▸ **Exercise**:
Should a line in the entries below contain "break", return that line.

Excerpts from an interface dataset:
============
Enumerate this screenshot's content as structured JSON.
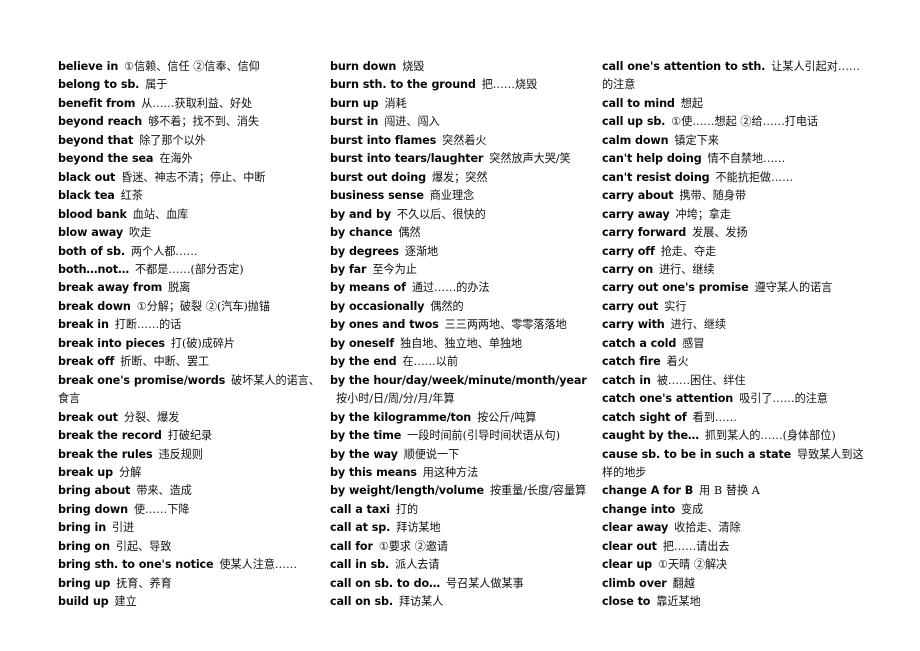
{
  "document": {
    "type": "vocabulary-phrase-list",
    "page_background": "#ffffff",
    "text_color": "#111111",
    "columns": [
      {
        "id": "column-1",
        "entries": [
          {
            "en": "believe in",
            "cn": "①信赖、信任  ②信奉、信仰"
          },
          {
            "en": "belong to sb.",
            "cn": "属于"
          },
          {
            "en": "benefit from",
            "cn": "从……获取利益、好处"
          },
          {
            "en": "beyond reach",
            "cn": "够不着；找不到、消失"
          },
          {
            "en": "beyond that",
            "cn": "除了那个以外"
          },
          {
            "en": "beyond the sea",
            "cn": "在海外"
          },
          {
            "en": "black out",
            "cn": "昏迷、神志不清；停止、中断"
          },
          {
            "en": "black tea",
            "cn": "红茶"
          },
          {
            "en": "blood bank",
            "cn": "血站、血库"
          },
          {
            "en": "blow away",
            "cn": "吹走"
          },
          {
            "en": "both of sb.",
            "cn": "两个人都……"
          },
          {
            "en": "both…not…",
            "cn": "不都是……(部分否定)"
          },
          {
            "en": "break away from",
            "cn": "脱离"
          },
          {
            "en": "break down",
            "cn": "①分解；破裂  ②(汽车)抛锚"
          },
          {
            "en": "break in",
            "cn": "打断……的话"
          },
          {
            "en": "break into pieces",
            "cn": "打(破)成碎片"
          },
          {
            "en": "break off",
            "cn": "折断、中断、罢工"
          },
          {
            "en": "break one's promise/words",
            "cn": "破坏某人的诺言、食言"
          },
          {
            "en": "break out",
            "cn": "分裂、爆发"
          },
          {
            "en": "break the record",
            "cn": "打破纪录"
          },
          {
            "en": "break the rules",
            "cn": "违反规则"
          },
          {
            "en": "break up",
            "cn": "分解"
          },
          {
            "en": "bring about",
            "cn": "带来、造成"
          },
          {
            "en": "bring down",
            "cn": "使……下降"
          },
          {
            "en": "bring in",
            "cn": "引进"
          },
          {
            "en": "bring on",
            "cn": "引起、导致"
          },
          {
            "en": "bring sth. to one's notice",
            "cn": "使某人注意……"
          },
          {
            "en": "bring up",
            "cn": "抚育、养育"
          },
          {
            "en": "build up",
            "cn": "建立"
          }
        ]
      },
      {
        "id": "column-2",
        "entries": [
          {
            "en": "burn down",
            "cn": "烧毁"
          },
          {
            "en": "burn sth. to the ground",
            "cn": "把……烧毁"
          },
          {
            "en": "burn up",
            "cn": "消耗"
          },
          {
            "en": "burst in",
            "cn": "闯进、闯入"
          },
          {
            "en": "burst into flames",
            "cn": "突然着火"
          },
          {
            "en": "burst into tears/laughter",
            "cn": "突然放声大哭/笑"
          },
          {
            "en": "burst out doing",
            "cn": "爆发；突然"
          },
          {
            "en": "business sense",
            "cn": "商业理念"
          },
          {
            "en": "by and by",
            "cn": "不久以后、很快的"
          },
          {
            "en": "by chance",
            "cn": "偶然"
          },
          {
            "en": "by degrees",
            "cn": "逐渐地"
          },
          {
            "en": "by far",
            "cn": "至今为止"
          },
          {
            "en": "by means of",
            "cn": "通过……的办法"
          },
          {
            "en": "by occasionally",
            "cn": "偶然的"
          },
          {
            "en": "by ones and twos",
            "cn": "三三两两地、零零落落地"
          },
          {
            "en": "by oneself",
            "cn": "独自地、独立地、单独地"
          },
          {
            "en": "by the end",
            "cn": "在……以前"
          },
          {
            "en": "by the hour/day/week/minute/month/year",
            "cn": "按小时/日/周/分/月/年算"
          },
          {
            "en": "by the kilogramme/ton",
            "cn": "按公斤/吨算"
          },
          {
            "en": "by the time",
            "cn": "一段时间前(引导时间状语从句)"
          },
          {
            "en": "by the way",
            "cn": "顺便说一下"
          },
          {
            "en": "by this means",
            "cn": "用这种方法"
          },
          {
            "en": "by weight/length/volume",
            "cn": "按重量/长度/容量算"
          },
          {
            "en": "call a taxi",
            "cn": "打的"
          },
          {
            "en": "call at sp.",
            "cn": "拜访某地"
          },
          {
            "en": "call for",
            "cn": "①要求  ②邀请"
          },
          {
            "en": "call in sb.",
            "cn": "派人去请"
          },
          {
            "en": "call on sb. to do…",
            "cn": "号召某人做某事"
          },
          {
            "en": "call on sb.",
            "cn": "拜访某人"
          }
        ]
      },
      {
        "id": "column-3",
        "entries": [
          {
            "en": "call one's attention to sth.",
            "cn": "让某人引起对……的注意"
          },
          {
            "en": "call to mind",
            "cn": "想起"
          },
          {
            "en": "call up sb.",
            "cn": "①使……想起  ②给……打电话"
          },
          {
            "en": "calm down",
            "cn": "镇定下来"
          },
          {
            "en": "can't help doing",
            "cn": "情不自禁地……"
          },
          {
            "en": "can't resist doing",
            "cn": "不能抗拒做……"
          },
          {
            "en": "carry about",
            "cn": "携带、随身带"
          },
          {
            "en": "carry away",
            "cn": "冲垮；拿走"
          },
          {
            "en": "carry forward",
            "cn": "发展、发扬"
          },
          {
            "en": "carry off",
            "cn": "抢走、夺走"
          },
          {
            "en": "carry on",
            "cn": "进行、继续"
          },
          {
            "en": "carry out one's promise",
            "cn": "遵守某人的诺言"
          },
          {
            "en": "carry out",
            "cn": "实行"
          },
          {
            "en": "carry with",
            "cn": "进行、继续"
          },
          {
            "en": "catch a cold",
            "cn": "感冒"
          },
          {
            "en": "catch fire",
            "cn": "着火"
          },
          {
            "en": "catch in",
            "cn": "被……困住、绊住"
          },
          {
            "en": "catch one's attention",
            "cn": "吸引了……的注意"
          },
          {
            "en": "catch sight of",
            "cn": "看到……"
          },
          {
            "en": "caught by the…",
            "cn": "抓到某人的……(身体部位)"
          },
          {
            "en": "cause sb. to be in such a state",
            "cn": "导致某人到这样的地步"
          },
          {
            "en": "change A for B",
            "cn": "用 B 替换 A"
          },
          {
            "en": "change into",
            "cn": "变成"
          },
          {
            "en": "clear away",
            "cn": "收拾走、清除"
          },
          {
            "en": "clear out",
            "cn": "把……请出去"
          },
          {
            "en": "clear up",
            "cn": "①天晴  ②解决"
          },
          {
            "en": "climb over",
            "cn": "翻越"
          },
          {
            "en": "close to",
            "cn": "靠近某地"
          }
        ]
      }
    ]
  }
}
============
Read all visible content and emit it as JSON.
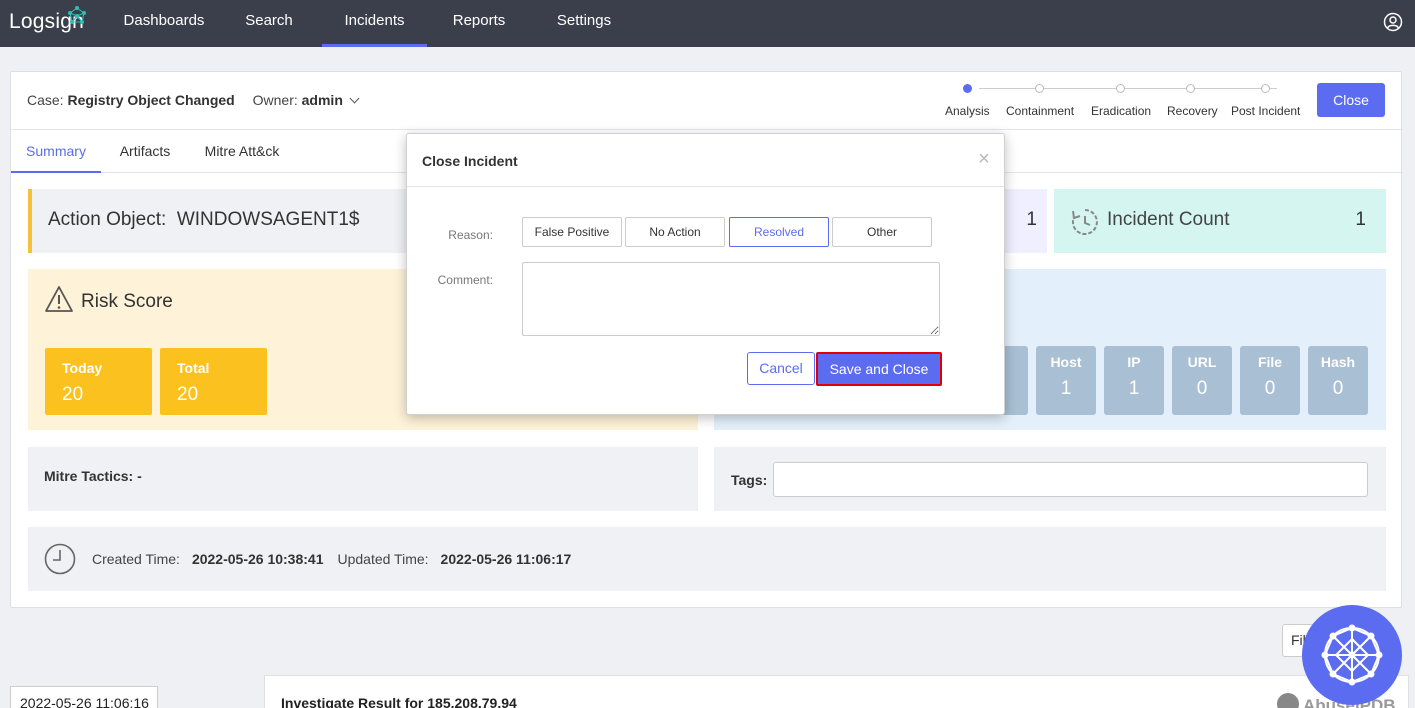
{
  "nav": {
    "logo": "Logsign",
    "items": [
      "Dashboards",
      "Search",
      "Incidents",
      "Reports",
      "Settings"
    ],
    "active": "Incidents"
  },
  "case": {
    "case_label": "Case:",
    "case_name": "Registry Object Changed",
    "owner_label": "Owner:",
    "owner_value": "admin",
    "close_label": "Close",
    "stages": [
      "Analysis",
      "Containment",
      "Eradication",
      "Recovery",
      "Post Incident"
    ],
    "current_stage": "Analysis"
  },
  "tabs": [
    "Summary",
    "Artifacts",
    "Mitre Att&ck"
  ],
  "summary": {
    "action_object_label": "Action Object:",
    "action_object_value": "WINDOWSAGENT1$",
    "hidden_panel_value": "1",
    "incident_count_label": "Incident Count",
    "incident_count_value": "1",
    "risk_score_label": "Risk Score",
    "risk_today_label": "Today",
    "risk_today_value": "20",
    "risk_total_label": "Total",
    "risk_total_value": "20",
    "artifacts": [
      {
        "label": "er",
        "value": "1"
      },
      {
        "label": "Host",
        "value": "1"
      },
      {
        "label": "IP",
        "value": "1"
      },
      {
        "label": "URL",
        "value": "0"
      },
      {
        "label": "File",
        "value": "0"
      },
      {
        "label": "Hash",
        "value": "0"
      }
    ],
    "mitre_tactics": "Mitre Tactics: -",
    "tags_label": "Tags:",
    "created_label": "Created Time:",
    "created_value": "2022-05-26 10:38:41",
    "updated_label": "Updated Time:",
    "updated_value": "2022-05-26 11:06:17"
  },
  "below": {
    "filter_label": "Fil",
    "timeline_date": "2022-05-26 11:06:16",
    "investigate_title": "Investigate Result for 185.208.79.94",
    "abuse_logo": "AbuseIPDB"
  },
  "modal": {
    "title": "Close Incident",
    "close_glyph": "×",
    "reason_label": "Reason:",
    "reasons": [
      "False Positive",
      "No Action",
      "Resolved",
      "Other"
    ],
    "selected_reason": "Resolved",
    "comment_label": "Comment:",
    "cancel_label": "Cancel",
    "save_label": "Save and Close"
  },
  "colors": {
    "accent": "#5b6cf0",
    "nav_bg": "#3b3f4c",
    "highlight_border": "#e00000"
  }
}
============
▸ **Written solution**:
            "en": "break away from",
            "en": "break down",
            "en": "break in",
            "en": "break into pieces",
            "en": "break off",
            "en": "break one's promise/words",
            "en": "break out",
            "en": "break the record",
            "en": "break the rules",
            "en": "break up",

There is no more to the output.